“Lite” user agent detection: these methods implement a simple server-side function (commonly in PHP) to detect common mobile user agents. There’s a few versions, mostly based on code by Andy Moore. There’s one implemented in the WordPress Mobile Pack and a similar one described on the Nokia developer forums.
WURFL (Wireless Universal Resource File) – a 10+ year old project that is still being used and gaining momentum. It’s beneficial because it’s open source and it offers a lot of valuable information about devices.
DeviceAtlas – essentially a commercial version of WURFL
Everybody’s human. All this new cutting-edge stuff isn’t exactly bug-free. Help squash bugs by reporting them on the project’s website. For best results, show a simplified example of the bug in action (try not to post big hunks of code!).

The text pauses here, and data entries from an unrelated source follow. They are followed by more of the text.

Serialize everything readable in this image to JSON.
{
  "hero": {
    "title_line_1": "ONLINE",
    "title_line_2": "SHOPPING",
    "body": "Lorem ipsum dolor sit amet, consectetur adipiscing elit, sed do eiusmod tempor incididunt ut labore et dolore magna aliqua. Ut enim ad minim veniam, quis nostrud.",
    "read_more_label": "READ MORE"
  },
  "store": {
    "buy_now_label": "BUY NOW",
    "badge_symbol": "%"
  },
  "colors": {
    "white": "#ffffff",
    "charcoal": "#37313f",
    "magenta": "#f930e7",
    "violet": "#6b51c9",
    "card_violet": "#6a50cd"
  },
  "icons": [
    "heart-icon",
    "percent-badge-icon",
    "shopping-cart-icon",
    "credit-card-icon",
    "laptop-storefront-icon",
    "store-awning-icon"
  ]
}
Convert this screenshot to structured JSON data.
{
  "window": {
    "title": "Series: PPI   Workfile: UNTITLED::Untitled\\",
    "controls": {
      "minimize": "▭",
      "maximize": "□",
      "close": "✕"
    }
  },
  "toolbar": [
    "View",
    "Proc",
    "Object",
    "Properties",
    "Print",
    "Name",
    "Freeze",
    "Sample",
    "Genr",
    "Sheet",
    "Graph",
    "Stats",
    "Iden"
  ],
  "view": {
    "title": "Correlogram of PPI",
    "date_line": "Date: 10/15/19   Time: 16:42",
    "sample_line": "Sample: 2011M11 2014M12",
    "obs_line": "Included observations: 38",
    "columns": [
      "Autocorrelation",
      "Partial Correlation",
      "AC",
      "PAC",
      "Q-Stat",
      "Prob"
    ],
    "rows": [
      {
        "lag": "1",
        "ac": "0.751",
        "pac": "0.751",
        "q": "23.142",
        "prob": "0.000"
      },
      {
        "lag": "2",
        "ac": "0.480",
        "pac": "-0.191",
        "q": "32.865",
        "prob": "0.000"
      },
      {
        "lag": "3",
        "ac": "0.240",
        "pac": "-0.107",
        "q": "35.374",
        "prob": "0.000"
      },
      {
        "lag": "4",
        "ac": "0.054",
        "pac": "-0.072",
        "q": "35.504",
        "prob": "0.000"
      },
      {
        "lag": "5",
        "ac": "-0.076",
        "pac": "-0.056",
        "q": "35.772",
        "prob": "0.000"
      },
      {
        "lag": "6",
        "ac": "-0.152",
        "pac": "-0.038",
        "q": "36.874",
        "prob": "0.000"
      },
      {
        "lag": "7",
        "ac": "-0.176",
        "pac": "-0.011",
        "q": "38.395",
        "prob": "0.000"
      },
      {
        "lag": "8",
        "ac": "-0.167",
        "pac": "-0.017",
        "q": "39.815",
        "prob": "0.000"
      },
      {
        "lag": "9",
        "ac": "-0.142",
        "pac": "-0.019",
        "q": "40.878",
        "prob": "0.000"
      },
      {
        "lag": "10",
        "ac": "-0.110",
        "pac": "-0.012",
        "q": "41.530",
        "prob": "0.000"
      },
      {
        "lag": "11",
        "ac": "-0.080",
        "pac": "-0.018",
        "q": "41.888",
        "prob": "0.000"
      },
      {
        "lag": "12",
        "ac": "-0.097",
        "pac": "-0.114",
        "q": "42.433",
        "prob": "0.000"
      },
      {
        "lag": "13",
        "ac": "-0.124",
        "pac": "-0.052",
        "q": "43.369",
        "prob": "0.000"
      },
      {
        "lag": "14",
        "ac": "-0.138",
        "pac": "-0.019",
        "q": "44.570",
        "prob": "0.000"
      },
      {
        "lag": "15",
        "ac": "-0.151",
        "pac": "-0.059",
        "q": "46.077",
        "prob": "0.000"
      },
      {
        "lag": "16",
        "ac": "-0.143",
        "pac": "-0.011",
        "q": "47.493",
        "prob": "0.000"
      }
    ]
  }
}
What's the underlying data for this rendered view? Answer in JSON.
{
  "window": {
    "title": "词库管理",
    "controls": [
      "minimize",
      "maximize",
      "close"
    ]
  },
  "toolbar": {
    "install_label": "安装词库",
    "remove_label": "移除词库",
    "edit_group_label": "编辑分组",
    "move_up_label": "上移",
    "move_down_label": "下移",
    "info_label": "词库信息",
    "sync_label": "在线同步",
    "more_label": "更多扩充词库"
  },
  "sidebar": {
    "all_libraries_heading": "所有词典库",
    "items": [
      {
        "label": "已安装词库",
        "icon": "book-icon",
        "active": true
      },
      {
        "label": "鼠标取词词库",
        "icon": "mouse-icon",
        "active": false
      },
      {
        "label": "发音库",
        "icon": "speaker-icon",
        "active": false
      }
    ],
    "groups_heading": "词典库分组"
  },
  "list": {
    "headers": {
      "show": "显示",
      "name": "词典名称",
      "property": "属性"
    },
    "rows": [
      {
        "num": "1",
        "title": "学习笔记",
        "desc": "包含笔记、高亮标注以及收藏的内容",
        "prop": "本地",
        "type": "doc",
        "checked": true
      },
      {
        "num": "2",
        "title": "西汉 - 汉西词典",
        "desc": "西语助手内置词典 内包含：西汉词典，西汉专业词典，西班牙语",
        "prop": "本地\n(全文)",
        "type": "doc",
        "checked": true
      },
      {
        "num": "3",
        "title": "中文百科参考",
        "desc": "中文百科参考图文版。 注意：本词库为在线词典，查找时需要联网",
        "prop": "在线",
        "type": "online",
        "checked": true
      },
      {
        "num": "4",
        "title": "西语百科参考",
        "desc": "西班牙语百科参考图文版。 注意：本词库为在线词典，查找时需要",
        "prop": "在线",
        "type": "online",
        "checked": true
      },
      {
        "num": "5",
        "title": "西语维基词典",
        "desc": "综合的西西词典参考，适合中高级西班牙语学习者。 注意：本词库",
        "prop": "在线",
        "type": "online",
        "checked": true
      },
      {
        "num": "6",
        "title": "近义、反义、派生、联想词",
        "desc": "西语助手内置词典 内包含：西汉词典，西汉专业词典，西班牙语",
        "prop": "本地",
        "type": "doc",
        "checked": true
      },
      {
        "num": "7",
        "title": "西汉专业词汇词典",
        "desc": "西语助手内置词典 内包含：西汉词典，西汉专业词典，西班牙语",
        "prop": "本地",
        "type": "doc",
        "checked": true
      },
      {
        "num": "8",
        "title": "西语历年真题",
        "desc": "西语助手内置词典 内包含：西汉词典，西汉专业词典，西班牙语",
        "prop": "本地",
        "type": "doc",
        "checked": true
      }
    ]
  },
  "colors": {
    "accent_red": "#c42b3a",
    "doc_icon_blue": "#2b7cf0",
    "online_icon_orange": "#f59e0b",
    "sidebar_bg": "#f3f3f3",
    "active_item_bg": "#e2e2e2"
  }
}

Keep up to date! There’s new stuff happening all the time on the mobile web.
QuirksBlog – blog of Peter-Paul Koch (PPK), who is known for documenting and researching cross-browser inconsistencies. As of the last several years he’s been focusing on documenting mobile browser bugs.
Daring Fireball – John Gruber’s blog with a cultlike following. Frequently reports on mobile happenings, especially stuff relating to Apple.
Yahoo! Blueprint – framework for normalizing cross-browser issues across thousands of devices
(this post is part of an ongoing series on the mobile web. Read the first part here)
Unless you’ve been hiding in a cave with Osama bin Laden, you know that Apple is selling an iPhone and that it’s a hit. Apple is well on its way to selling ten million mobile Internet devices by the end of 2008. Besides being a great phone, the iPhone also includes a sophisticated new Safari browser. This version is touted as “the most advanced web browser on a portable device” and from what I’ve seen, it deserves this accolade.
So what does this mean for you? Millions of visitors accessing your content on a small display with very high resolution. At some point in the near future, you’re going to want to take a look at your current site design to make sure that it looks good and works well on this new device and its Mobile Safari browser.
(Note: For the remainder of this article, I’ll refer to this new browser as Mobile Safari to avoid confusion with its desktop sibling.)
In this first of two articles on bringing your content to the iPhone, I’ll explain what your options are and give you some guidance for tuning your site and making changes that enhance your users’ experience. In the second part of this series, I’ll examine some of the pitfalls and problems with this new web development environment.
While these articles are specifically targeted at the iPhone, many of the ideas and concepts I’m presenting can be useful and effective with other mobile devices. The processing power of these devices will continue to increase, bringing an end to the “dumbed down” mobile web, and it’s likely that the iPhone is just the beginning of an exciting new chapter in the storied life of HTML.